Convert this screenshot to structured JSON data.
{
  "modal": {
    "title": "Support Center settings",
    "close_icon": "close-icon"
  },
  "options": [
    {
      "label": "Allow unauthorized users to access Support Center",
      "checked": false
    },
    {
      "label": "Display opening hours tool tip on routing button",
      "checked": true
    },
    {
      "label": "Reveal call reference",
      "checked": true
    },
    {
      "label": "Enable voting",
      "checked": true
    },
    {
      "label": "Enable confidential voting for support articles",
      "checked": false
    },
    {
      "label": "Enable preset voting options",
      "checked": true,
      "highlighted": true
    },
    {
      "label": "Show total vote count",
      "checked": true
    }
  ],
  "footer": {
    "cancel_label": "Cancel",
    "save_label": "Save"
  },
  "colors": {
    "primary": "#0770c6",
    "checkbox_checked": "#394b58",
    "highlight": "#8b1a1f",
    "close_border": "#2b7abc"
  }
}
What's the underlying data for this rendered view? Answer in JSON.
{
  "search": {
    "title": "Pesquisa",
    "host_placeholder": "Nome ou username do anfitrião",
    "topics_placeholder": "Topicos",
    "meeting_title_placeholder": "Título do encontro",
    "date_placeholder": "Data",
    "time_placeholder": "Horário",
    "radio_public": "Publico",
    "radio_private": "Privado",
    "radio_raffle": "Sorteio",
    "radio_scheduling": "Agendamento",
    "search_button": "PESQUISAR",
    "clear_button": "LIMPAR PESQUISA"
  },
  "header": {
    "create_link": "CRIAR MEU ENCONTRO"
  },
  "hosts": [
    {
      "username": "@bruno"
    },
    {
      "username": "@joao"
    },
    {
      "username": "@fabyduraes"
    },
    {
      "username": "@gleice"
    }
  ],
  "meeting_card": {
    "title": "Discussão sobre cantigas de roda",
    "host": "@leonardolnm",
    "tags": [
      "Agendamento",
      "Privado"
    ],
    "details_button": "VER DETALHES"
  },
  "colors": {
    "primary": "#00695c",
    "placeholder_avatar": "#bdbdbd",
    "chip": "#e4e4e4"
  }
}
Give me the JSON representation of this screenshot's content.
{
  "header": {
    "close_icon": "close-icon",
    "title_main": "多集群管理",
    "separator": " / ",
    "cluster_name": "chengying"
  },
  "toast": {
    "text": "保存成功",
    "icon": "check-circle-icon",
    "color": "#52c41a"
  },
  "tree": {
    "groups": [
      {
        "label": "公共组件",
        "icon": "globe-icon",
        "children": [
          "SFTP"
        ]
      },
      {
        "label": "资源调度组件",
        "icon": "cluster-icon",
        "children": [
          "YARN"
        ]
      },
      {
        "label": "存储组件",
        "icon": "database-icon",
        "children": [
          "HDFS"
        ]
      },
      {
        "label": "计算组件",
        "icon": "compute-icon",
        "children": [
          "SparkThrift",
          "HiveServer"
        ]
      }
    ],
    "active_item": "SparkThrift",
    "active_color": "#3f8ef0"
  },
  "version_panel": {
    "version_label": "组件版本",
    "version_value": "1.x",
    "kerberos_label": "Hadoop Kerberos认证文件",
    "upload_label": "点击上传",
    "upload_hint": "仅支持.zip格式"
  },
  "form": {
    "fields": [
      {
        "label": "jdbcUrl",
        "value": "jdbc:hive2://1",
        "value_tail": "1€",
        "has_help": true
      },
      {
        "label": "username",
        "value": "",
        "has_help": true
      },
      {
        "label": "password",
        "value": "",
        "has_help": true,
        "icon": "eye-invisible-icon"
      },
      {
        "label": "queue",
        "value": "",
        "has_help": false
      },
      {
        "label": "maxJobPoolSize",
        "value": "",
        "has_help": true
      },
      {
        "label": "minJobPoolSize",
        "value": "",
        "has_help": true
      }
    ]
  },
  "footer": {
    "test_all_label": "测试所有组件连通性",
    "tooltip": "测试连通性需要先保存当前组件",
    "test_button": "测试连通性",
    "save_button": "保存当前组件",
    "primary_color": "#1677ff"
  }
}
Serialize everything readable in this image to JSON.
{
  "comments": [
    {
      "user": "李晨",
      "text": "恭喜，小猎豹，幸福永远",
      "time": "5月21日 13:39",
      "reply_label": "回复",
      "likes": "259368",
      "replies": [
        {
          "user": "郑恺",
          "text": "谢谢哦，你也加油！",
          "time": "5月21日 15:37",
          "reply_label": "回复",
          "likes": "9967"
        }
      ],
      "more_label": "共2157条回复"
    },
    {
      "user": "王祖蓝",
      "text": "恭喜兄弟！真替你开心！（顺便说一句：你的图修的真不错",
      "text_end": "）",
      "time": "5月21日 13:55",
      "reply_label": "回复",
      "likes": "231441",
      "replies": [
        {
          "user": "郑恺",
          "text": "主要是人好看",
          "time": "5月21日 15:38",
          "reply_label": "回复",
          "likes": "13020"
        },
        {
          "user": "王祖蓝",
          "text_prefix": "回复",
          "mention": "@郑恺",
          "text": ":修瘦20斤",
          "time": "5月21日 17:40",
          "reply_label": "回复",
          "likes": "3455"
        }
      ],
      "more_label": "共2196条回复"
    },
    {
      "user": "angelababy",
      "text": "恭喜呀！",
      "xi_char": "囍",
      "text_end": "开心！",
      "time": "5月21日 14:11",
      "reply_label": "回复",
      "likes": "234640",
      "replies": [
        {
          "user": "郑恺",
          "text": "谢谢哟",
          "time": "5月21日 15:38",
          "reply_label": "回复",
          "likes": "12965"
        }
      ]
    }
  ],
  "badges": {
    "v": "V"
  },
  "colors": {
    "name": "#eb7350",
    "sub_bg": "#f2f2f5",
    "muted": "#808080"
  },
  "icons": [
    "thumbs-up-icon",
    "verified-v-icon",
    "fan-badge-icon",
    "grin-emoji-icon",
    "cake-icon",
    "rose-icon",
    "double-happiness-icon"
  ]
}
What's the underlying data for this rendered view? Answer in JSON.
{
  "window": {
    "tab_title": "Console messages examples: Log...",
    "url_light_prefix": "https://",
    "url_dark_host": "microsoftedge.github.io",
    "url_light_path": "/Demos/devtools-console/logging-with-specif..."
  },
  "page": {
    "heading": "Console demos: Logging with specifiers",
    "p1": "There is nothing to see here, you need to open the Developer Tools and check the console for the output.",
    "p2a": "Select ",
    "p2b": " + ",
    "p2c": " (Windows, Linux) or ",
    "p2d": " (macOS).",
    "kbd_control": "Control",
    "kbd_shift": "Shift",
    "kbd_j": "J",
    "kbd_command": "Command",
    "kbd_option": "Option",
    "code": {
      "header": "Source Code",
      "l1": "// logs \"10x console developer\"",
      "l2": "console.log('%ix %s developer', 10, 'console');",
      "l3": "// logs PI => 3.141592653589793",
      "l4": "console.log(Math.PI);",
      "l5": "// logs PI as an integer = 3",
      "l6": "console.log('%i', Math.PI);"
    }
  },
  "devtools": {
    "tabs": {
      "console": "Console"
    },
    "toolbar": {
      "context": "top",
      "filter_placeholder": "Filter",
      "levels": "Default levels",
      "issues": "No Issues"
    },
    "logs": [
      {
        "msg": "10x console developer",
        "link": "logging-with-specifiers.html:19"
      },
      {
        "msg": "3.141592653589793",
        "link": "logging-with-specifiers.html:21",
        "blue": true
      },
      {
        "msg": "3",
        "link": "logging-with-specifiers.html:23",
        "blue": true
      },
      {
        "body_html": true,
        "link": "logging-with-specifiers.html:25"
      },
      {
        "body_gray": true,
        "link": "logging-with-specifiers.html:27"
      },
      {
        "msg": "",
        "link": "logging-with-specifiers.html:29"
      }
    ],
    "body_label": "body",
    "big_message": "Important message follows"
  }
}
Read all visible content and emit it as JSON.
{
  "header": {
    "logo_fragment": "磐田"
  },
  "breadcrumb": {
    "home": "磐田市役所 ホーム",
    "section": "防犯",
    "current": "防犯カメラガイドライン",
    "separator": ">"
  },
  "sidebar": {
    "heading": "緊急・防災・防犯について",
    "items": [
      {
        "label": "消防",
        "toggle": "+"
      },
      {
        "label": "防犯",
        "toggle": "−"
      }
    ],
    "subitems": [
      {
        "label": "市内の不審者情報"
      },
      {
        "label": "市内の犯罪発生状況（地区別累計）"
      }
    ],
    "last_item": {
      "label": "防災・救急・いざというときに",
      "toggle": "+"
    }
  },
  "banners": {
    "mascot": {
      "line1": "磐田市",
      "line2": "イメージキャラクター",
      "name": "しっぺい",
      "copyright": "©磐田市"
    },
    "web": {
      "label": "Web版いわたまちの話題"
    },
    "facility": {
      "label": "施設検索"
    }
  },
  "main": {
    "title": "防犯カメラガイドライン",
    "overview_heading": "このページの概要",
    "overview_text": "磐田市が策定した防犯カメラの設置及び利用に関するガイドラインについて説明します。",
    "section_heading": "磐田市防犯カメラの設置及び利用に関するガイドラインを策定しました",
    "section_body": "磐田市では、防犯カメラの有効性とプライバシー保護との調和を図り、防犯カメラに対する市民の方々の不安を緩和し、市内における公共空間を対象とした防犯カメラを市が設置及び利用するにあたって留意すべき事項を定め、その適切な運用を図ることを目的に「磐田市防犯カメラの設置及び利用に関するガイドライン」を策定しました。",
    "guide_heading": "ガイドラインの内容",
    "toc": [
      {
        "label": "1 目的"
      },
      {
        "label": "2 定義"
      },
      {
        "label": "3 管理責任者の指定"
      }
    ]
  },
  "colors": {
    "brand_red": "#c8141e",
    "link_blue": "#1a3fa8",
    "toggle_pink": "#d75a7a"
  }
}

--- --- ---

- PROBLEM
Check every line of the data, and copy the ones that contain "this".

- EXERCISE RESPONSE
Convert this screenshot to structured JSON data.
What's the underlying data for this rendered view? Answer in JSON.
Give me the JSON representation of this screenshot's content.
Serialize everything readable in this image to JSON.
What's the underlying data for this rendered view? Answer in JSON.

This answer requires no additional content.